/---
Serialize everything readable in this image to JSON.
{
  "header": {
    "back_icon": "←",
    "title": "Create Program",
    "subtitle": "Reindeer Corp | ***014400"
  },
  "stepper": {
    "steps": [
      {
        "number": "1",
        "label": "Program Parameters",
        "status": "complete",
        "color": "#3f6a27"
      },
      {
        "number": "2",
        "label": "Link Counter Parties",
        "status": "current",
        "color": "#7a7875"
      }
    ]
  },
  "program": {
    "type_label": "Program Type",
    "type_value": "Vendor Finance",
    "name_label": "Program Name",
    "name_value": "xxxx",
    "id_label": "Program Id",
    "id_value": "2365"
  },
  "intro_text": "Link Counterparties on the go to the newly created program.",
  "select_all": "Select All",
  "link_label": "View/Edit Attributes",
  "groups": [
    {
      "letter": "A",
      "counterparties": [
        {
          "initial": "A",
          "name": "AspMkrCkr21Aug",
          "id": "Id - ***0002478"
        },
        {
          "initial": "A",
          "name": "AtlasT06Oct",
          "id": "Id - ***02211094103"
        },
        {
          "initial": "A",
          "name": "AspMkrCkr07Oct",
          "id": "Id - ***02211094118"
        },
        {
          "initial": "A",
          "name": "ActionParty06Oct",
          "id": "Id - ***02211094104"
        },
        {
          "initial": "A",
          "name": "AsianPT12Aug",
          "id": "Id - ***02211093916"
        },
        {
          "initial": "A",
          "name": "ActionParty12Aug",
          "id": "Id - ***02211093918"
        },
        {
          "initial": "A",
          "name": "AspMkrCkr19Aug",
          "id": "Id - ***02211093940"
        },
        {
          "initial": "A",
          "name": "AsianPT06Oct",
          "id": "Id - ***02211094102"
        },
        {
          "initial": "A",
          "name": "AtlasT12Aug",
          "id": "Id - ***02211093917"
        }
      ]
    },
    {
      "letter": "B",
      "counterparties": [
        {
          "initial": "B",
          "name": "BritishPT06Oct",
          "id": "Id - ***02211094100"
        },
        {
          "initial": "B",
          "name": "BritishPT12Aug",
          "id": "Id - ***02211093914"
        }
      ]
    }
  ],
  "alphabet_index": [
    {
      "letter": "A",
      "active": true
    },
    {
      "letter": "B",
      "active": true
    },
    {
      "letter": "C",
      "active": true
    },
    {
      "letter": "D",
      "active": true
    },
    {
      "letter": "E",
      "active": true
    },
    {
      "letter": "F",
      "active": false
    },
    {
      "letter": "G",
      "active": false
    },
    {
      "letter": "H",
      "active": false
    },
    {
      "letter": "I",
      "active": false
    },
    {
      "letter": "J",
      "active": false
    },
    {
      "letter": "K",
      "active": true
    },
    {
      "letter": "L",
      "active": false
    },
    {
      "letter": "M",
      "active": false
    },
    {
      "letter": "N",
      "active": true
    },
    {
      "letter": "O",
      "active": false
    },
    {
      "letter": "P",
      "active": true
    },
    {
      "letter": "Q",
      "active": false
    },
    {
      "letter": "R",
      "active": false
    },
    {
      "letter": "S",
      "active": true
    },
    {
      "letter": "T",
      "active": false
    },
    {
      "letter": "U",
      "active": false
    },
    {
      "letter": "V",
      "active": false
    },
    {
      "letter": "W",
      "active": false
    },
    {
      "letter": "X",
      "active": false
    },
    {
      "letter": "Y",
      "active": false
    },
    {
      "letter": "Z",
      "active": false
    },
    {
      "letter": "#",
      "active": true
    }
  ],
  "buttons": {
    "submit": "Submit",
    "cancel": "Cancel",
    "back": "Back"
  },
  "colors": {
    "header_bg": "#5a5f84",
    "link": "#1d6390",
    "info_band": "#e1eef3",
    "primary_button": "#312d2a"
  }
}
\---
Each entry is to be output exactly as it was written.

Serialize everything readable in this image to JSON.
{
  "header": {
    "back_icon": "←",
    "title": "Create Program",
    "subtitle": "Reindeer Corp | ***014400"
  },
  "stepper": {
    "steps": [
      {
        "number": "1",
        "label": "Program Parameters",
        "status": "complete",
        "color": "#3f6a27"
      },
      {
        "number": "2",
        "label": "Link Counter Parties",
        "status": "current",
        "color": "#7a7875"
      }
    ]
  },
  "program": {
    "type_label": "Program Type",
    "type_value": "Vendor Finance",
    "name_label": "Program Name",
    "name_value": "xxxx",
    "id_label": "Program Id",
    "id_value": "2365"
  },
  "intro_text": "Link Counterparties on the go to the newly created program.",
  "select_all": "Select All",
  "link_label": "View/Edit Attributes",
  "groups": [
    {
      "letter": "A",
      "counterparties": [
        {
          "initial": "A",
          "name": "AspMkrCkr21Aug",
          "id": "Id - ***0002478"
        },
        {
          "initial": "A",
          "name": "AtlasT06Oct",
          "id": "Id - ***02211094103"
        },
        {
          "initial": "A",
          "name": "AspMkrCkr07Oct",
          "id": "Id - ***02211094118"
        },
        {
          "initial": "A",
          "name": "ActionParty06Oct",
          "id": "Id - ***02211094104"
        },
        {
          "initial": "A",
          "name": "AsianPT12Aug",
          "id": "Id - ***02211093916"
        },
        {
          "initial": "A",
          "name": "ActionParty12Aug",
          "id": "Id - ***02211093918"
        },
        {
          "initial": "A",
          "name": "AspMkrCkr19Aug",
          "id": "Id - ***02211093940"
        },
        {
          "initial": "A",
          "name": "AsianPT06Oct",
          "id": "Id - ***02211094102"
        },
        {
          "initial": "A",
          "name": "AtlasT12Aug",
          "id": "Id - ***02211093917"
        }
      ]
    },
    {
      "letter": "B",
      "counterparties": [
        {
          "initial": "B",
          "name": "BritishPT06Oct",
          "id": "Id - ***02211094100"
        },
        {
          "initial": "B",
          "name": "BritishPT12Aug",
          "id": "Id - ***02211093914"
        }
      ]
    }
  ],
  "alphabet_index": [
    {
      "letter": "A",
      "active": true
    },
    {
      "letter": "B",
      "active": true
    },
    {
      "letter": "C",
      "active": true
    },
    {
      "letter": "D",
      "active": true
    },
    {
      "letter": "E",
      "active": true
    },
    {
      "letter": "F",
      "active": false
    },
    {
      "letter": "G",
      "active": false
    },
    {
      "letter": "H",
      "active": false
    },
    {
      "letter": "I",
      "active": false
    },
    {
      "letter": "J",
      "active": false
    },
    {
      "letter": "K",
      "active": true
    },
    {
      "letter": "L",
      "active": false
    },
    {
      "letter": "M",
      "active": false
    },
    {
      "letter": "N",
      "active": true
    },
    {
      "letter": "O",
      "active": false
    },
    {
      "letter": "P",
      "active": true
    },
    {
      "letter": "Q",
      "active": false
    },
    {
      "letter": "R",
      "active": false
    },
    {
      "letter": "S",
      "active": true
    },
    {
      "letter": "T",
      "active": false
    },
    {
      "letter": "U",
      "active": false
    },
    {
      "letter": "V",
      "active": false
    },
    {
      "letter": "W",
      "active": false
    },
    {
      "letter": "X",
      "active": false
    },
    {
      "letter": "Y",
      "active": false
    },
    {
      "letter": "Z",
      "active": false
    },
    {
      "letter": "#",
      "active": true
    }
  ],
  "buttons": {
    "submit": "Submit",
    "cancel": "Cancel",
    "back": "Back"
  },
  "colors": {
    "header_bg": "#5a5f84",
    "link": "#1d6390",
    "info_band": "#e1eef3",
    "primary_button": "#312d2a"
  }
}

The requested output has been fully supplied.